Seventy-two percent of employees believe that getting trained in a specific skill is more highly valued by their employer than a degree, according to survey results released today by Glassdoor, a job listing site.

The results are from a survey of more than 2,000 adults and part of Glassdoor's second-quarter Employment Confidence Survey.

"Employees with college degrees believe that their education helped get them through the door, but about half say it has no relevance to the work they're actually doing," said Rusty Rueff, Glassdoor's career and workplace expert, told

Also, 74 percent of employees believe that their employers value work experience and related skills more than education when evaluating job candidates, and 80 percent say they've never been asked about their college GPA during a job interview.
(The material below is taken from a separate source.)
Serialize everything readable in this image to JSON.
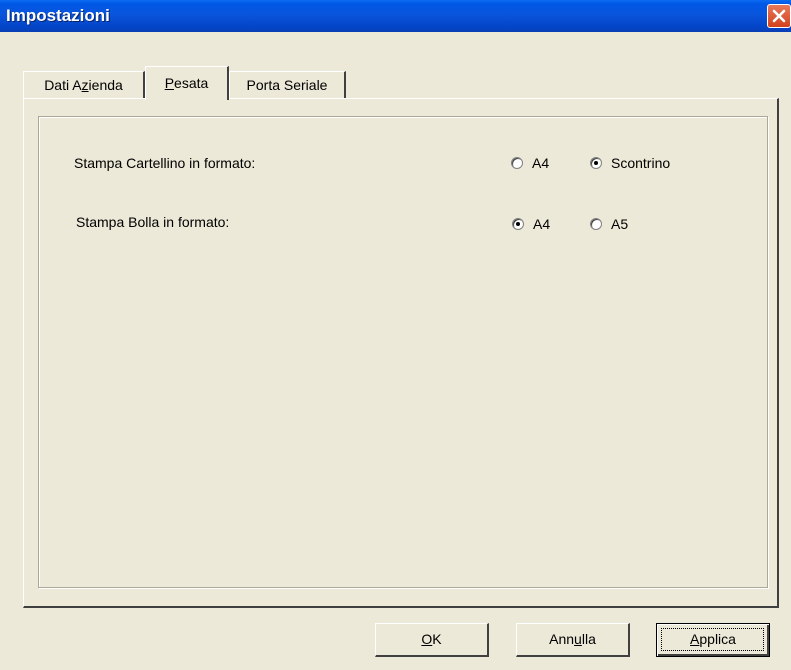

That highlights the importance of learning new skills within the company and through continuing education such as certificate programs or online training, Rueff said.

Another story on NPR today lays out the challenges that people ages 16 to 24 face in gaining employment, as in some places the unemployment rate in that group is double the national rate of 6.3 percent.

Elisabeth Jacobs, senior director for policy and academic programs at the Washington Center for Equitable Growth, told NPR that employers play a "cruel game of musical chairs" in which people with more education or experience can't get jobs, and they are instead going after positions that require fewer skills, taking away jobs from less-educated people.